We all know that to stave off the worst impacts of climate change, we have to cut carbon emissions. To reach net zero by 2050, the government has set legally binding caps on the amount of greenhouse gases to be emitted in the UK over a series of five-year periods. This is referred to as the carbon budget.
The UK caps are reflected in local authority targets. Waverley Borough Council’s aim to reach net zero by 2050 requires a minimum year-on-year reduction in carbon emissions of 13.4%. Councillors have also set a more challenging, and arguably very necessary target to achieve net zero by 2030. This needs a 27% year-on-year reduction in carbon emissions.
There is no point any of us hoping that someone else will make those reductions, so that we don’t have to. Equally, we need to get into the mindset that anyone who chooses to maintain a high carbon lifestyle is effectively seeing themselves as somehow more entitled to a greater share of the carbon budget than other people. This argument works globally as well as locally, and is a cause of climate injustice.
An easy example to illustrate climate injustice is flying. If you take a return flight from London to New York, you will use roughly the same amount of the global carbon budget as the average person living in Ghana uses in one year. That is an injustice. The injustice is compounded further because Ghanaians suffer more through climate change than we do, despite their lower personal impact. Ghanaians are experiencing increased droughts, raised temperatures and extreme weather events. These are causing food and water insecurity.
We have a moral duty, as people with high carbon lifestyles, to lower significantly the amount of the carbon budget we claim for ourselves in the choices we make. Not least of these is in how we travel.
Switching from flying to train travel, for example, has a dramatic impact.

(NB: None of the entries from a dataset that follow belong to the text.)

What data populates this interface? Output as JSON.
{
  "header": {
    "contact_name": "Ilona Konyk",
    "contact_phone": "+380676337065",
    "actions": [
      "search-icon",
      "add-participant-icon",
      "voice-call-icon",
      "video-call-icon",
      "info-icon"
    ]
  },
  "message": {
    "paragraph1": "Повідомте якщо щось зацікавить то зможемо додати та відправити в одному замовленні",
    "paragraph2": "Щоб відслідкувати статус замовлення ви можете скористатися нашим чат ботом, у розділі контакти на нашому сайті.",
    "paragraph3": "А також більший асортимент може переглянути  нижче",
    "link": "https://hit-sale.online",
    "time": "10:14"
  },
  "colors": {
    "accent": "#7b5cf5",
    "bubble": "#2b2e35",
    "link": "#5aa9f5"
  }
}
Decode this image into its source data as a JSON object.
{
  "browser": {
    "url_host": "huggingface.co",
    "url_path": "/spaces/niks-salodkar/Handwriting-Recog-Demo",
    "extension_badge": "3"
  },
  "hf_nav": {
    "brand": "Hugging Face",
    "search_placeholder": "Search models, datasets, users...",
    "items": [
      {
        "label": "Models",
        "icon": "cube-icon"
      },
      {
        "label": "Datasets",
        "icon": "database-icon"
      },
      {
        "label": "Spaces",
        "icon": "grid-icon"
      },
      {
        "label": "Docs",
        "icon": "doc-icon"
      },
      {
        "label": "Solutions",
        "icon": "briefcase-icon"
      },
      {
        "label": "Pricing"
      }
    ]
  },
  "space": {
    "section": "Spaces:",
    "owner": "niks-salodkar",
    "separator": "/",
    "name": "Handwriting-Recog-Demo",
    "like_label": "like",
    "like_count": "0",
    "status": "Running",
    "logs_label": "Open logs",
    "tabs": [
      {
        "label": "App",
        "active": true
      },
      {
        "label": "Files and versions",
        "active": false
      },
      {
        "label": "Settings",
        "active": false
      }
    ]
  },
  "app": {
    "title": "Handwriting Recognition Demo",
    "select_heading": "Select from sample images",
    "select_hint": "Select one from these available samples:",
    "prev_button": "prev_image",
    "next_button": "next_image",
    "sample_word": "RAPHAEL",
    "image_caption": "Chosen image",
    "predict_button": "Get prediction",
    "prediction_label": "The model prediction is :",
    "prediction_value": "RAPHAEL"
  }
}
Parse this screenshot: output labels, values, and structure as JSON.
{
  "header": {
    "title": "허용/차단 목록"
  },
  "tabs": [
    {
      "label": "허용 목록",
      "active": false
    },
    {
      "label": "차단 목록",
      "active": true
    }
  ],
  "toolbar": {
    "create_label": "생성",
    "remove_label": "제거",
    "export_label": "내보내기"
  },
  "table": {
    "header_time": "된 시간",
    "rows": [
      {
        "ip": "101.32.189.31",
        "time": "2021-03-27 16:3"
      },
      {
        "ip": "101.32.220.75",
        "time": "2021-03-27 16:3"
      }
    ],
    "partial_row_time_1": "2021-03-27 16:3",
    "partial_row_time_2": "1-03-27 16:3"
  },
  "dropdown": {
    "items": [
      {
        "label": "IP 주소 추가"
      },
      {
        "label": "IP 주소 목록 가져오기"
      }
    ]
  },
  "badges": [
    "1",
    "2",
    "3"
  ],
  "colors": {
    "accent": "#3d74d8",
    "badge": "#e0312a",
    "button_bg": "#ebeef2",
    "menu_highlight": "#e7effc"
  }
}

Train journeys from London to places such as Edinburgh, Paris or Madrid use around 75% less of the carbon budget than flights to the same destinations.
Our choice of car is also crucial. Typically, if you choose to buy a new, small hatchback, you will use around 6 to 10 tonnes of the carbon budget in its manufacture. If you choose to buy a new, large SUV, you are claiming a whopping 35 tonnes of the carbon budget for yourself. Then, once you have bought a large vehicle, whether it is powered by petrol, diesel, hybrid or electricity, because of its size and weight, it will use about 14% more energy to drive than a smaller, medium sized, similarly powered car. We have to ask the (rhetorical) question. Is that fair?
When What Next? volunteers talk to people on the streets, we are often told that the UK is doing well in reducing carbon emissions and that other countries need to do more. It is true that carbon emissions in the UK are reducing and that arguably some other countries need to do more. However, that is no reason for us not to minimise, in line with national and Waverley targets, our personal consumption of the carbon budget.
We have to be realistic about what further damage the environment can sustain. We have to acknowledge that in the UK we use substantially more of the carbon budget than most countries whose populations suffer much more than we do from the impact of climate change. We have to act now and make responsible choices as individuals, as fellow Waverley residents, and as UK and global citizens.